More than £2m in bonuses have been given to top managers of Lloyds Banking Group, just weeks after the bank was hit with a £117m fine for mishandling payment protection insurance compensation claims.
The bank – in which the taxpayer has a stake of just under 17% – withheld £2.6m of bonuses following the fine from the Financial Conduct Authority, which covered the period 2012 and 2013.
But on Thursday, Lloyds released shares from bonuses deferred from those two years which had not been withheld. The dozen or so members of the executive committee had on average about 25% of their bonus withheld, while the the chief executive, António Horta-Osório, had £350,000 docked. Horta-Osório was not included in Thursday’s announcement.
In total, shares worth just over £2m were handed to 10 top managers at Lloyds, including the finance director, George Culmer. The bank did not spell out what portion of the share awards related to 2012 or 2013, while some also related to the 2014 financial year.
The FCA fined Lloyds after finding had failed to treat customers fairly when complaints were made over the insurance product. The fine was the largest the City regulator has levied in relation to the mis-selling of PPI, but Lloyds has also incurred costs of more than £12bn for the scandal.
The bank also revealed it handed out just over £1.1m of shares as a quarterly instalment of a so-called fixed share award. This was put in place to sidestep the EU’s cap on bonuses. The cap limits bonuses to one times salary – or twice if shareholders approve – so many banks have been handing out fixed amounts of shares alongside salaries to prevent overall pay levels falling. Horta-Osório was awarded 136,880 shares, after tax and national insurance payments, worth around £120,000.

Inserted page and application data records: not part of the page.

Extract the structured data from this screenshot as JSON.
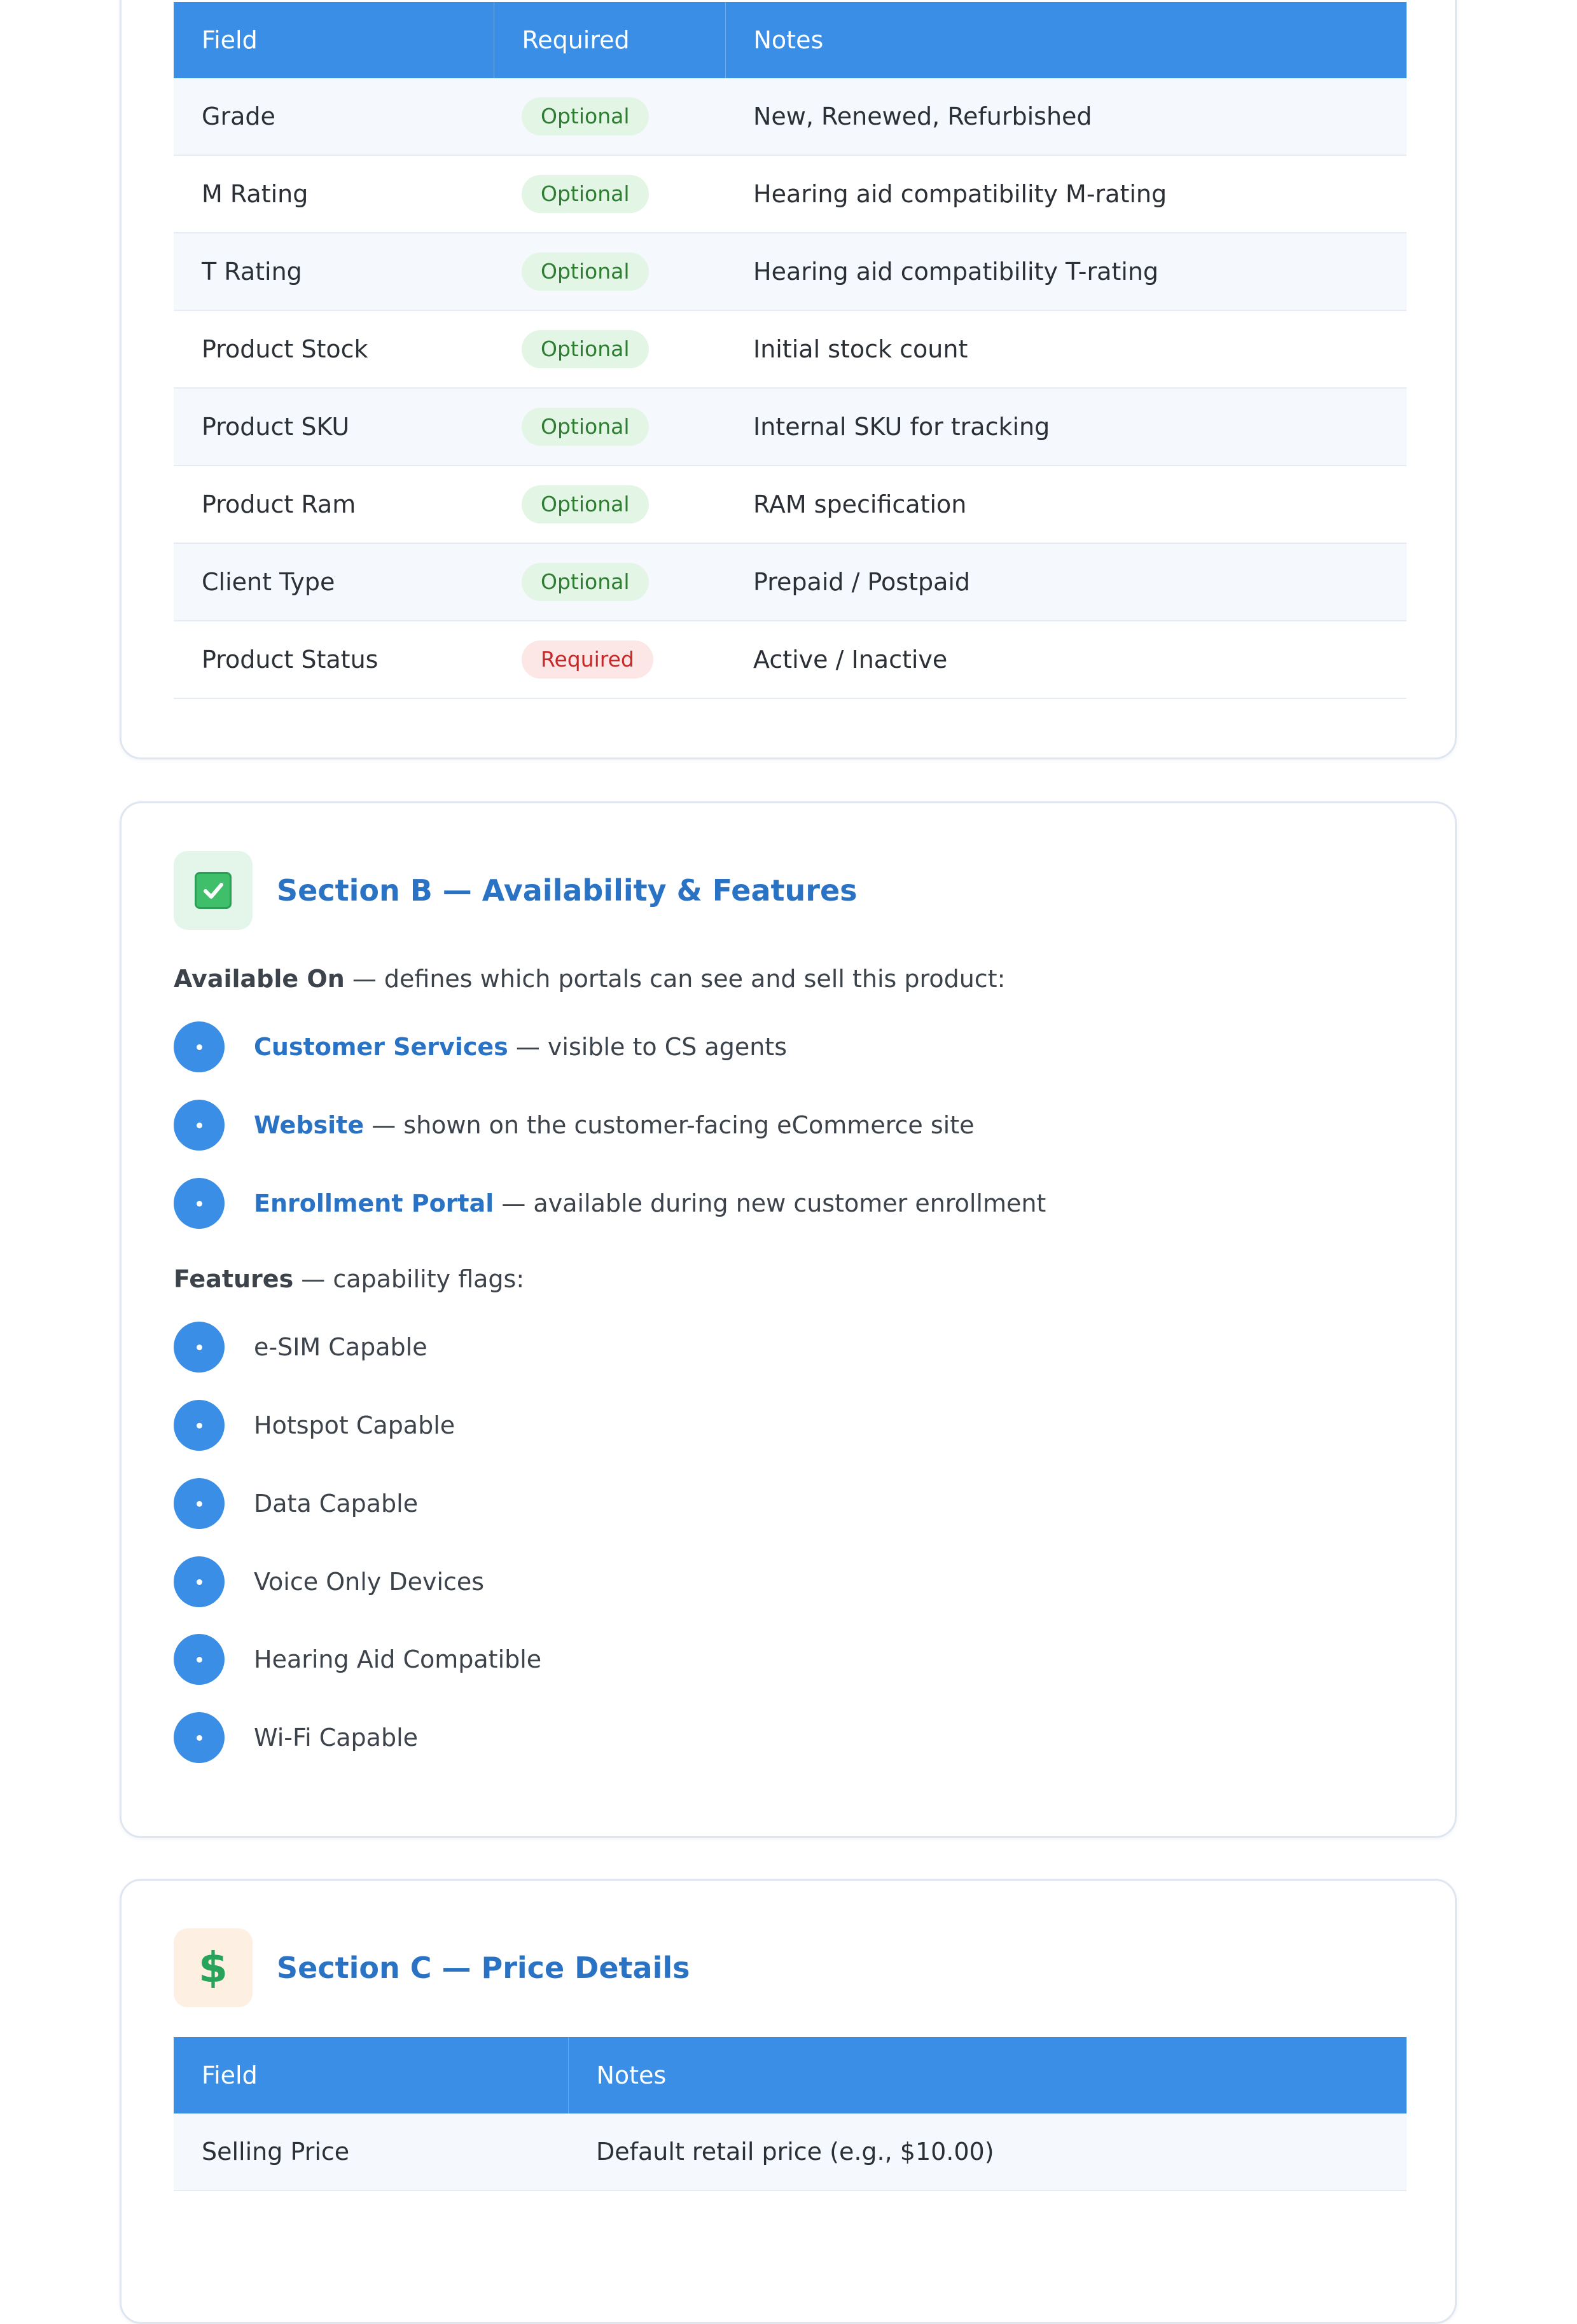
{
  "section_a": {
    "table": {
      "headers": [
        "Field",
        "Required",
        "Notes"
      ],
      "rows": [
        {
          "field": "Grade",
          "required": "Optional",
          "notes": "New, Renewed, Refurbished"
        },
        {
          "field": "M Rating",
          "required": "Optional",
          "notes": "Hearing aid compatibility M-rating"
        },
        {
          "field": "T Rating",
          "required": "Optional",
          "notes": "Hearing aid compatibility T-rating"
        },
        {
          "field": "Product Stock",
          "required": "Optional",
          "notes": "Initial stock count"
        },
        {
          "field": "Product SKU",
          "required": "Optional",
          "notes": "Internal SKU for tracking"
        },
        {
          "field": "Product Ram",
          "required": "Optional",
          "notes": "RAM specification"
        },
        {
          "field": "Client Type",
          "required": "Optional",
          "notes": "Prepaid / Postpaid"
        },
        {
          "field": "Product Status",
          "required": "Required",
          "notes": "Active / Inactive"
        }
      ]
    }
  },
  "section_b": {
    "icon": "checkbox-icon",
    "title": "Section B — Availability & Features",
    "available_intro": {
      "label": "Available On",
      "text": " — defines which portals can see and sell this product:"
    },
    "portals": [
      {
        "name": "Customer Services",
        "desc": " — visible to CS agents"
      },
      {
        "name": "Website",
        "desc": " — shown on the customer-facing eCommerce site"
      },
      {
        "name": "Enrollment Portal",
        "desc": " — available during new customer enrollment"
      }
    ],
    "features_intro": {
      "label": "Features",
      "text": " — capability flags:"
    },
    "features": [
      "e-SIM Capable",
      "Hotspot Capable",
      "Data Capable",
      "Voice Only Devices",
      "Hearing Aid Compatible",
      "Wi-Fi Capable"
    ]
  },
  "section_c": {
    "icon": "dollar-icon",
    "title": "Section C — Price Details",
    "table": {
      "headers": [
        "Field",
        "Notes"
      ],
      "rows": [
        {
          "field": "Selling Price",
          "notes": "Default retail price (e.g., $10.00)"
        }
      ]
    }
  },
  "colors": {
    "accent_blue": "#3a8ee6",
    "title_blue": "#2a73c4",
    "optional_green": "#2e7d32",
    "required_red": "#c62828"
  }
}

This article was written by Jill Treanor, for theguardian.com on Thursday 25th June 2015 17.52 Europe/Londonguardian.co.uk © Guardian News and Media Limited 2010